My dad planted the small green plant on the other side of the daphne bush, where the daffodils, the Lenten Lilies, were in full bloom.

And, over time, like the primroses, the charming, blue-flowered forget-me-nots thrived and multiplied, and raised little families in a little corner of the world.

* * *

That Sunday afternoon, my dad’s friend Marion brought over a tropical-looking tree of heaven (ailanthus altissima), and he and my dad planted it near the garden. Afterwards, the two fathers unfolded their lawn chairs and sat beneath the new tree where the robins came to perch.

Marion opened a quart of Bohemian Club beer and poured a bit into two avocado green ceramic coffee mugs. The two men gazed at the seven irises that once was one, growing along the white picket fence, and sipping their beer, looked back up at their tree.

“Good to be alive isn’t it, Jack?”

“Yes, it is.”

“You believe in heaven on earth?”

“No, not really. We’re just not heaven material down here.”

“Tree of heaven, though, huh?”

“Yeah, tree of heaven for sure, pal.”

And the two stopped and fell silent as they briefly mused the next life.

And Marion looked back up to heaven and sighed and refilled his coffee mug.

“Jack, you ever known someone who’s been to heaven?”

“Yes, I think I have.”

“Yeah, me too. Nice guys too, huh?”

“Yeah, really nice guys. And well mannered.”

And the two sipped their beers in silence, beneath the new tree, the tree of heaven, where the robins came to perch.

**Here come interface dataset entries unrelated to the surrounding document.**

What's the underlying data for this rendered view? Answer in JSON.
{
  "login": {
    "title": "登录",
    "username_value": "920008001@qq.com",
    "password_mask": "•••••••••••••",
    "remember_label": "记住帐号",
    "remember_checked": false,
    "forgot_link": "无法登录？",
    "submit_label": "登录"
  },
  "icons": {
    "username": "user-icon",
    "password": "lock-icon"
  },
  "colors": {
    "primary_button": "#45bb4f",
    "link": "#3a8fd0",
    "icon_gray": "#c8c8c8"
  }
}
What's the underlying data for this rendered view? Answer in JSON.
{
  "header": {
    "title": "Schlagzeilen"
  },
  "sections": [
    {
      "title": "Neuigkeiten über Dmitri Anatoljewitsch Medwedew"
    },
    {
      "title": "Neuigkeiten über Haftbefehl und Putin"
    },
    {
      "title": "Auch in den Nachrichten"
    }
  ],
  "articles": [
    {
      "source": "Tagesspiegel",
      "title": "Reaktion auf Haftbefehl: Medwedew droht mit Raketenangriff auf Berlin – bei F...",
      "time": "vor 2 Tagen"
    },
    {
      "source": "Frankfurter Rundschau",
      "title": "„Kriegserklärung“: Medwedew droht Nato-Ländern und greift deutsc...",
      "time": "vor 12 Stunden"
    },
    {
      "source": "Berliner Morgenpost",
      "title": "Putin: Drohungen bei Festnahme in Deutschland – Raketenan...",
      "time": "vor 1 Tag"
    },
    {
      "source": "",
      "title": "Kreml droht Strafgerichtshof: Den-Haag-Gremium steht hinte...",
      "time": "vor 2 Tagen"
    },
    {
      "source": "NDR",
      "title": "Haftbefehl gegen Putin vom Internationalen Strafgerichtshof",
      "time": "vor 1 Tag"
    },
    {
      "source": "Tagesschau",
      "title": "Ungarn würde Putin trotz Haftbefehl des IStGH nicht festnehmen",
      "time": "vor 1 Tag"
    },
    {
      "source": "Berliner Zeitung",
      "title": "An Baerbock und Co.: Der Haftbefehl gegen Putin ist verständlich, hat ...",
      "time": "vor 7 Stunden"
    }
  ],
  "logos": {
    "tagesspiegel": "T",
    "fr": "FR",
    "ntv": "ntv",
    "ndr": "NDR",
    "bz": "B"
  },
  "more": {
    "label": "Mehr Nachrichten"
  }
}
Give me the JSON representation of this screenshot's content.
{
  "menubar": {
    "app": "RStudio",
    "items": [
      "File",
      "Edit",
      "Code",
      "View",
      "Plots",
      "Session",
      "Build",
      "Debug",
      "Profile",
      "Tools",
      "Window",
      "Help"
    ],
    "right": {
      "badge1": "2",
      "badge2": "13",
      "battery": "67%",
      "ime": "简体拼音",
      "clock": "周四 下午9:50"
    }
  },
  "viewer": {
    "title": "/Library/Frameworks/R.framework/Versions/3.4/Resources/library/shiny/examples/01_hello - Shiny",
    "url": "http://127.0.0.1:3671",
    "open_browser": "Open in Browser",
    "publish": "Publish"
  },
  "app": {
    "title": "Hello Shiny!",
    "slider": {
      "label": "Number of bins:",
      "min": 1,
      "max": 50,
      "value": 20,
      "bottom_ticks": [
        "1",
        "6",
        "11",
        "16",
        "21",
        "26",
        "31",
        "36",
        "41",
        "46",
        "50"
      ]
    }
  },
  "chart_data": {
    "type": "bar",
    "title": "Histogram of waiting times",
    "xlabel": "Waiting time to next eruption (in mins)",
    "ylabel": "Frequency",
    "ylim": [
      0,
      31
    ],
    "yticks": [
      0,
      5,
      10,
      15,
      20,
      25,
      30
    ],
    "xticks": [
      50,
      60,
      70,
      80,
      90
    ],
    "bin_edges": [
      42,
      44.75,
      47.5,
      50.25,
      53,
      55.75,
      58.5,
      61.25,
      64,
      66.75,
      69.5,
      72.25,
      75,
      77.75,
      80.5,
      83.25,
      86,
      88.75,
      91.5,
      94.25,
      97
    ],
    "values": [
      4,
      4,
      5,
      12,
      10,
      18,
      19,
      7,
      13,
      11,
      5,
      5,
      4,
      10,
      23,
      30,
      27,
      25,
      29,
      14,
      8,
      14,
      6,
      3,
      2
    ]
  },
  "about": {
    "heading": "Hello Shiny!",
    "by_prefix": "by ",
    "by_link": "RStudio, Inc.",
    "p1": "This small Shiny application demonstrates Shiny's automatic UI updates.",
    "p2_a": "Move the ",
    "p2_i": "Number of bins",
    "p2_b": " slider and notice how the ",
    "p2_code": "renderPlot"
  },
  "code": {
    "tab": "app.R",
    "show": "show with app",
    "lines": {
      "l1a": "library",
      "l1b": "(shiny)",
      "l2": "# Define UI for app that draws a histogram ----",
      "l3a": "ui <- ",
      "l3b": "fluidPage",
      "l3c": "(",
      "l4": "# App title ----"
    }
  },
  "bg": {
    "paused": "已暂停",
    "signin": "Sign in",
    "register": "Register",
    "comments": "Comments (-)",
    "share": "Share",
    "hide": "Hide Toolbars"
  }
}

And, over time, the flowers thrived and multiplied, and raised little families in a little corner of the globe.